Consider this: What skills are needed by managers to create a culture that emphasizes relationships and builds trust among employees? How can organizations maintain an atmosphere that energizes their employees, and motivates them to work cooperatively and perform quality work without hesitating to step up for tasks that they believe they can perform? How do individuals learn what behaviors energize them, and which are drainers, so that they can use this North Star compass to point them in the right direction when making career and life choices, and to maximize the time spent in the areas where they will automatically do their best work?
Conflicts of Interest — Why you need to consider outsourcing

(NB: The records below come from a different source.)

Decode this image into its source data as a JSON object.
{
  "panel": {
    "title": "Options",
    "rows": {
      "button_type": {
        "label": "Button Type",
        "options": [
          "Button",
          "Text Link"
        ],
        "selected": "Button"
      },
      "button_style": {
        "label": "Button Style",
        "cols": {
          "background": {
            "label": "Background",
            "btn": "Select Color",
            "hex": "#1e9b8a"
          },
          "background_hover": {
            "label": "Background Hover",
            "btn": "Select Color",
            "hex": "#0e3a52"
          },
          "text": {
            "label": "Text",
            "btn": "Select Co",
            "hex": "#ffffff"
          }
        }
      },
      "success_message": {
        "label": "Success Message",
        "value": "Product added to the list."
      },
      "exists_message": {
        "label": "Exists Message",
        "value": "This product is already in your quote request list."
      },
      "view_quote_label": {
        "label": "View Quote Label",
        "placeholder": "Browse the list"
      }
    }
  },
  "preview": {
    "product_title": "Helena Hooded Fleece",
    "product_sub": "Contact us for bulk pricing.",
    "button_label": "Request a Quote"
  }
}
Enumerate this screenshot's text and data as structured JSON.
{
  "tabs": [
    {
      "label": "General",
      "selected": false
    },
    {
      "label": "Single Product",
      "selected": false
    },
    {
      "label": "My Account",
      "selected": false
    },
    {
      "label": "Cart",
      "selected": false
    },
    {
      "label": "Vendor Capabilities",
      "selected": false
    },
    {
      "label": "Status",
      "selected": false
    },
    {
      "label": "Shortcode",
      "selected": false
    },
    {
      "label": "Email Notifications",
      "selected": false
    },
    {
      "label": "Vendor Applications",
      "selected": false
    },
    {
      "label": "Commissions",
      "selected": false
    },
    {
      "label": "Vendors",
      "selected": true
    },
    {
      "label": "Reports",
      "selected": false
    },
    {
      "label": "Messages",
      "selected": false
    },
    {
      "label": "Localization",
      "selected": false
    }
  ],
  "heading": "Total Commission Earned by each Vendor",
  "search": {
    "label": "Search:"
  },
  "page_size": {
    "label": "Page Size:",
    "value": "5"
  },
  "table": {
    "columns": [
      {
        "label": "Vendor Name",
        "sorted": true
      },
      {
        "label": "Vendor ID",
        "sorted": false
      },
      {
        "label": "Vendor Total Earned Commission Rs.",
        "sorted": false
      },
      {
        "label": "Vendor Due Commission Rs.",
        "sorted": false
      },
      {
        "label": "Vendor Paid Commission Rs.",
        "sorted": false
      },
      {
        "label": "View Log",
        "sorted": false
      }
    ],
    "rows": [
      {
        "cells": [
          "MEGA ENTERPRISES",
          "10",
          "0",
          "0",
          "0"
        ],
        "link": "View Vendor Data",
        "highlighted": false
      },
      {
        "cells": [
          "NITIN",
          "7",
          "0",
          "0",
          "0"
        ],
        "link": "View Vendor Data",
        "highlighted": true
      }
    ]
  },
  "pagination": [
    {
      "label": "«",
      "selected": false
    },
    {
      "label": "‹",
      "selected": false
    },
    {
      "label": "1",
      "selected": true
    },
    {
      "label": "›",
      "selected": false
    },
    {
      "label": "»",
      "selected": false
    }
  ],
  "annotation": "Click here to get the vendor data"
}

Based on our experience, there can often be significant problems in the organizational structure of any given company that are the result of poor management skills (especially soft skills) attributed to middle or upper-level management. Can a direct employee realistically deal with those types of issues, knowing that his or her job may be at stake? We’ve all heard the phrase “kill the messenger.” Although you want to make a serious attempt to deal with those kinds of problems (for example, a toxic work environment that has been created by a certain manager), you may not be able to penetrate the veil and discover what needs to be done to correct the situation unless you have an independent, or neutral, outside analyst who can: identify the problem, document it without fear of retribution, then implement the solution, perhaps by mentoring or coaching that manager in developing better soft skills. The direct employee is always going to have a conflict of interest, because he or she is going to be concerned about keeping a job, or dealing with internal relationships between managers, or having to risk future confrontations with that manager. Furthermore, involved employees, especially managers, may be reluctant to open up to another employee, for fear of retaliation, blackmail, confidentiality reasons, or simply because their statures are so radically different in the organization. There can be serious privacy issues present in some circumstances. The litigation exposure in some cases can be significant, especially if it can be shown that the company did not resolve the issue, for whatever reason, or used a “band-aid” approach, resulting in a formal complaint being made or litigation being pursued. To resolve these kinds of problems, you need to bring in a professional specialist.